Another feature will be the growth of leisure. Golf is a wonderful absorber of leisure time: I'm told by a colleague over from the States that he reckons it is impossible to get round a US course in less than four hours, given the regimented way the game is organised. (On many courses, your must travel in a golf cart round a specified track - you are not allowed to walk anymore.) Expect sports that successfully absorb a lot of leisure time to carry on growing - golf is a prime example.

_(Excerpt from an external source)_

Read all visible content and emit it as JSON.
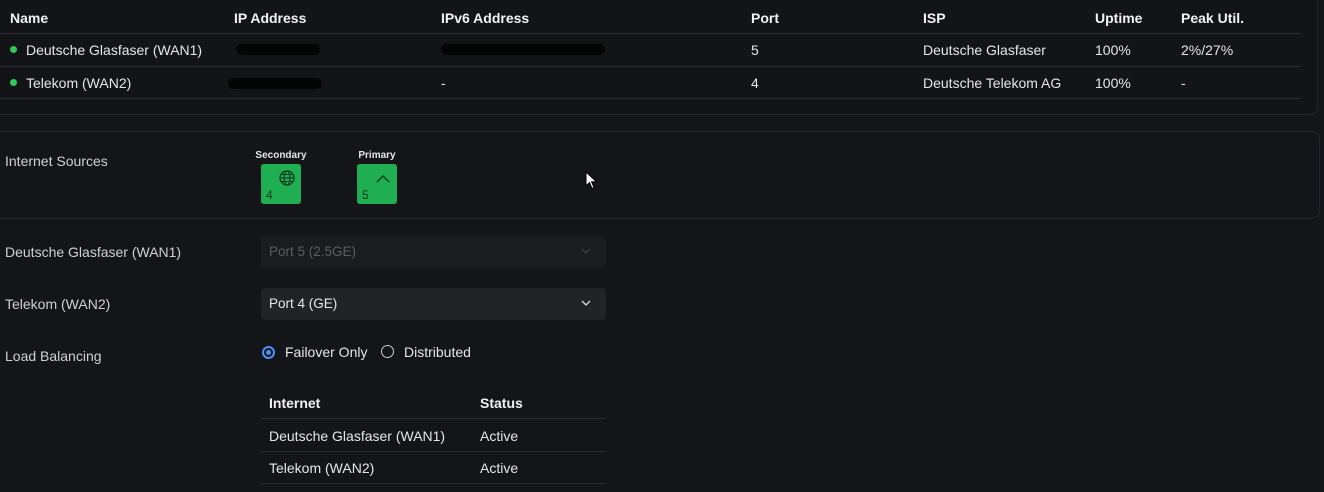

Another feature will be globalisation and in particular the rise of East Asia as a dominant economic region. Golf is already strongly established in Japan and is now rapidly conquering the rest of the third time zone. Its particular attraction there is that it needs a lot of space. So in countries that are short of space relative to the population, golf becomes a particularly elite sport. This top-of-the-market image will propel it much faster in the newly-rich economies of the region. But Asia has up to now lacked stars to lift the game's profile. Now it has one. Tiger Woods, half-Thai, is the ideal symbol for golf in Asia.
Another feature that will dominate the next century leads on from this. There has, in the last 20 years, been a rise in differentials of income and wealth in many countries. Expect that to become more evident, not so much in the present developed world, but as a result of the growing importance of the newly-industrialised countries, in particular China, where wealth differentials are very large indeed. Golf has been prospering in part because it is an expensive game, a game of the elite. What is, however, only just beginning to show through is the rising importance of elite (or at least elitish) values: life-styles that spread down from the top rather than push upwards from the bottom. For the second half of this century life styles have welled-up from the mass market -- think of jeans or fizzy drinks. A century ago they descended from above. Expect a return to that pattern, where fashion is in the hands of the elite. Golf has been successful in terms of its growth, but it has not been a fashionable game: it will be in the future.
But perhaps the most dominant force of the first half of the next century will be the ageing of the developed world. Golf again is the ideal game for the burgeoning not-quite-so-young leisured class. You might imagine that ageing will increase the demand for older sports stars, and to some extent it will. But older people do not necessarily want people of their own age as their heroes. How wonderful that there should be someone of the next generation but one coming on now to inspire them. In any case, a golf star of any age will attract more attention than a star of a youth sport like, say, a sky-diving or mountain-biking.
Finally, you would expect an older developed world to show signs of wanting to embrace "older values": a desire for order rather than license, for tried-and-trusted remedies rather than experimental ones, for calm rather than chaos. There are other calm sports, but few can surely boast the same standards of good behaviour among the fans. Golf louts? Hardly.
And of course the wonderful thing about Tiger Woods is that he lifts standards of behaviour among celebrities. No rackets being thrown, no hotel rooms being trashed, no rows with the umpire, and certainly no indiscretions on Sunset Boulevard. He plays to this new world of older values.
Those values will show through increasingly in politics. It is fascinating that already people are suggesting that this young man, just 21, will some day become president of the United States. Who can know, but at least it is not an absurd suggestion. If that were to happen, 20 or 30 years from now, think of the implications for politics: that voters want people to represent them who are decent, hard-working, focused, honourable - plus, of course, famous and rich.